And from one of the insurance companies that will end up paying for the “errors,” Steamship Mutual, on one particular sort of error, overweight containers:
It is, of course, good ship’s practice not to allow loading operations to commence without receipt of a proposed stowage plan or, at least, a stowage plan for those containers about to be worked. This plan must then be checked against the ship’s computer loading/lashing programme and/or CSM to ensure that permissible limits are not exceeded…. However, wrongly declared container weights are difficult if not impossible to identify. in terms of adequate supervision of loading. If feasible, loaded containers should be cross-checked against the stowage plan and computer programmes and the CSM used to ensure that the ship’s requirements are being complied with.
And now to the standards bodies that require the necessary but not sufficient documentation, the CSM.
As we said, classification societies require and approve CSMs as part of their general process of approving a ship’s classification. From Marine Insight:
Maritime classification societies were born out of a need to ensure the continued safety and security of the maritime domain with respect to the vessels and the various marine aiding constructions. The role of a classification society is thus quite set and of utmost importance.
In the absence of classification societies for ships, there would be no benchmark or guideline standards for vessels and other constructions to adhere to.
At present, more than 50 classification societies exist. A classification society is required to notate grades or classes for vessels, vessel structuring and its maintenance along with the structuring aspect of various constructions located in the high seas.
(Lloyd’s ranks classification socities by ship’s tonnage classified. So, I certainly hope their not like the ratings agencies before the Great Financial Crash. In that case, however, there are the Big Three. Perhaps 50 entities in different jurisdictions are more likely to keep each other honest.)
However, the structure of CSM document type — instances of which type are approved by the classification agencies — is determined by the International Maritime Organization. Here is the origin of the language quoted above in Det Norske Veritas’s Model! From the International Maritime Organization’s MSC.1/Circ.1353/Rev.2 7 December 2020, “REVISED GUIDELINES FOR THE PREPARATION OF THE CARGO SECURING MANUAL“:

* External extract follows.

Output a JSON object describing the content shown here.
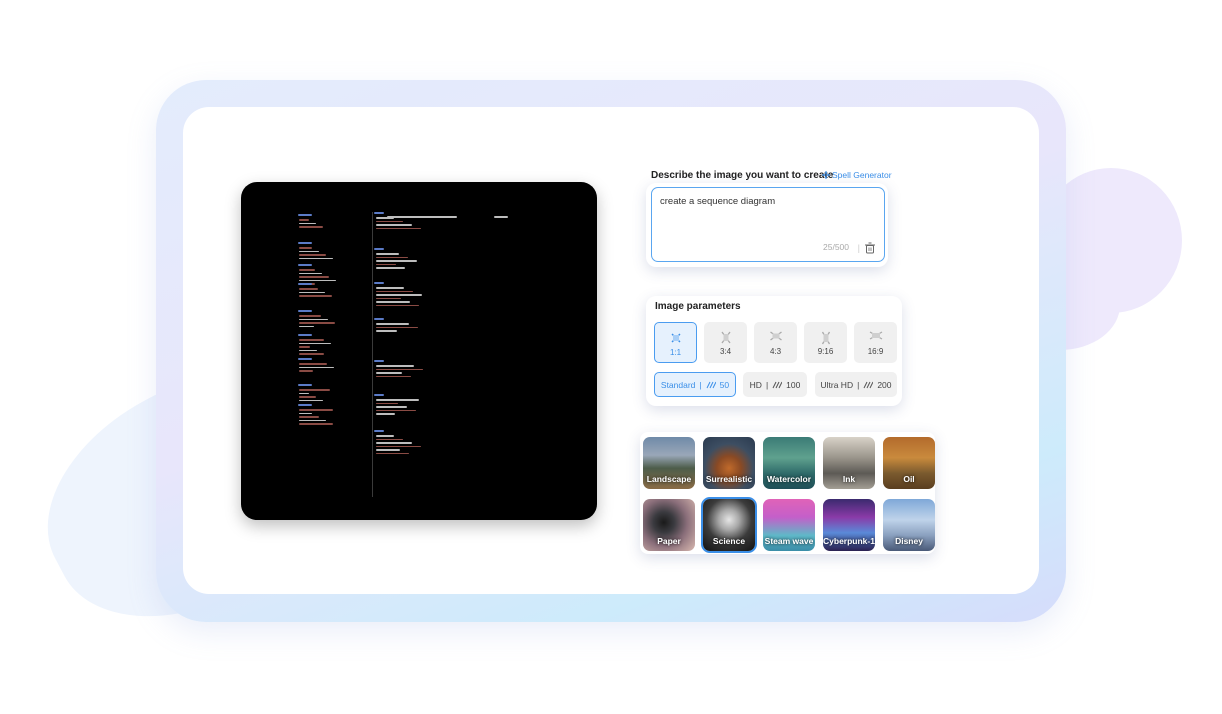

1.3 General information
This chapter should contain the following general statements: 1 “The guidance given herein should by no means rule out the principles of good seamanship, neither can it replace experience in stowage and securing practice.”
So, once again, beneath the boilerplate, and not reducible to it, are the material realities of the ocean and the workers doing the lashing. And not, I might add, the brokers, the executives, or the finance people in their havens.
So Tom Brady’s retiring. Boo hoo. There are workers on container ships who are twice the athlete Brady ever was, if you go by physical risk and skills, let alone the ratio of physical risk to paycheck. Or the social utility of provisioning people’s material needs, as opposed to fan service. And the workers play in a game where the ocean makes the rules, which can’t be bent.
I found this video fun and interesting — even if it does at points break into Cyrlliic subtitles — but I can’t determine its provenance, and so I didn’t quote from it. But it might be worth watching for a more systematic view: